During all these years, Jon estimated that he founded around 10 companies, most of which had him as the only employee, the one-man show.
He was also in charge of marketing his products and ideas, and e-mails were the best way to do it. However, he discovered that emails with images in them converted much better than the ones without images. He started to implement this rule and tried to incorporate more images into his emails, but he was in it for a surprise.
In the late ‘90s, it was harder to find free images on the Internet than anything else.
Jon had a thought - if he had troubles finding images, there must have been other people out there, with the same problem!
Being the entrepreneurial mastermind, he was immediately looking for a solution - and the idea for Shutterstock was born!
Shutterstock - A Revolution On The Internet
In 2003, Jon decided to take matters into his own hands, literally.

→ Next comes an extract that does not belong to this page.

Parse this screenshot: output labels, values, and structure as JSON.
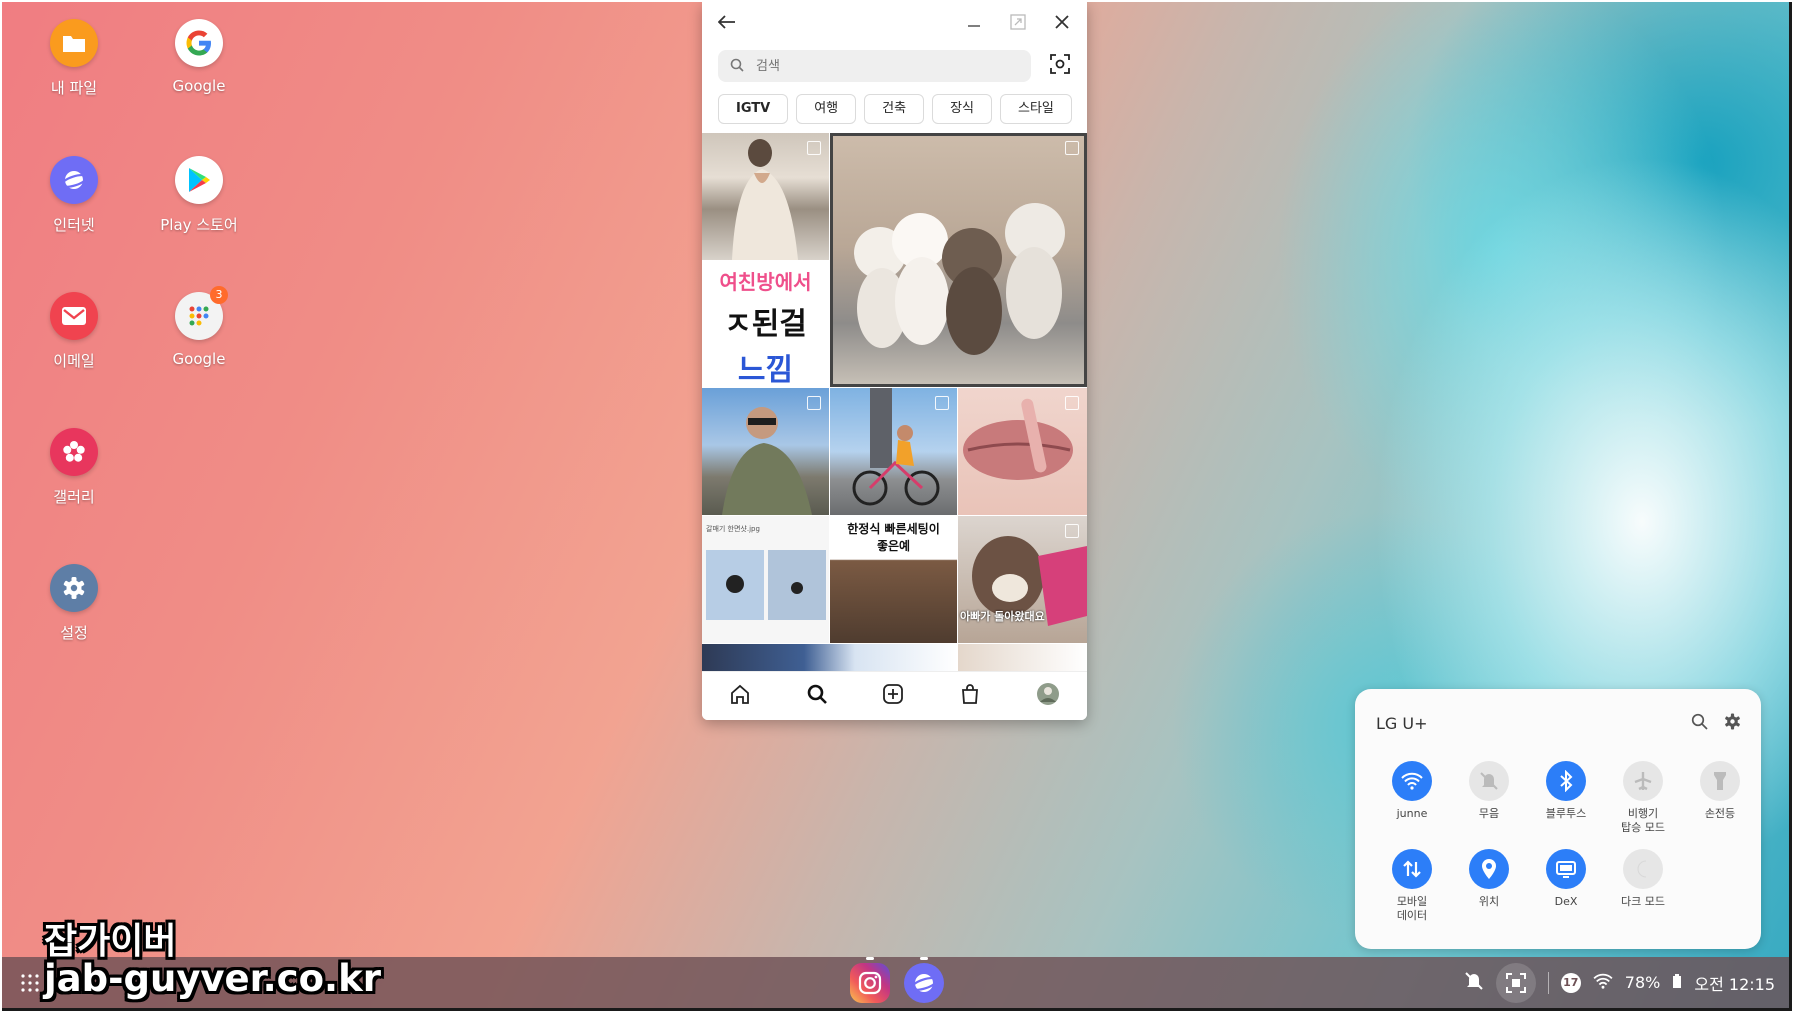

He bought a Canon Rebel camera and he used his previous photography experience to make some good pictures. Over the next 6 months, Jon took around 100,000 images from all of his surroundings. He took images of himself, his meals, the interior at his home, the outside - everything that could potentially be used for personal or business purposes. Jon even asked his friends to pose for him.
After 6 months of hard work, Jon was ready to make his idea a reality.
That same year, he launched the Shutterstock website, which in total, contained 30,000 images! The headquarters were in New York, in a 600 square-foot office.
Now, the stage was set and Jon was ready to take on the Internet.
The Steady Growth Of Shutterstock
The story with Shutterstock was no different than the ones of the previous businesses Jon launched. He was the one-man show - the developer, the photographer, even the customer service. Also, he was the main investor too, having funded the entire launch of the company.
Luckily, the business model Jon created for Shutterstock didn't require any additional investment in the first years of business. His business model was subscription-based - for a starting fee of $49 a month, users could download an unlimited number of images. Jon believed that if the business can function properly without outside help then it shouldn't use the investor's money.
What Jon didn't expect was the users' reactions to his business idea - they loved it!
People from all over the world wanted more and more images and they loved the idea. After a while, Jon couldn't make it on time with the demand, so it was time for him to get some help.
However, he didn't get developers - he hired photographers. He put an ad on Craigslist and entered multiple online communities for photographers, sharing the story behind Shutterstock.
Many photographers liked the idea, plus they got their share of the pie, so it was a win-win for everyone!
By 2006, Shutterstock had 570,000 images in its collection, claiming the largest subscription-based photo base in the world.
The only investment round for Shutterstock was held the following year, in 2007, but everything else that survived that round remains unknown - who was the investor, how much money they raised, it's all a mystery.
In 2012, Shutterstock filed for IPO in the New York Stock Exchange, a business move that stabilized the company's future even more.
Nowadays, Shutterstock has around 2 million active customers and 650,000 contributors!
Their database of images contains more than 200 million pictures, and the company has around 700 employees. Until February 2020, Jon was still in the captain's chair, but then he announced that he would step down from the role of Shutterstock CEO - after almost 18 years!
Jon's impact on the digital world will remain of great importance. He created an online meeting ground where both photographers and creatives could express themselves and make some money along the way!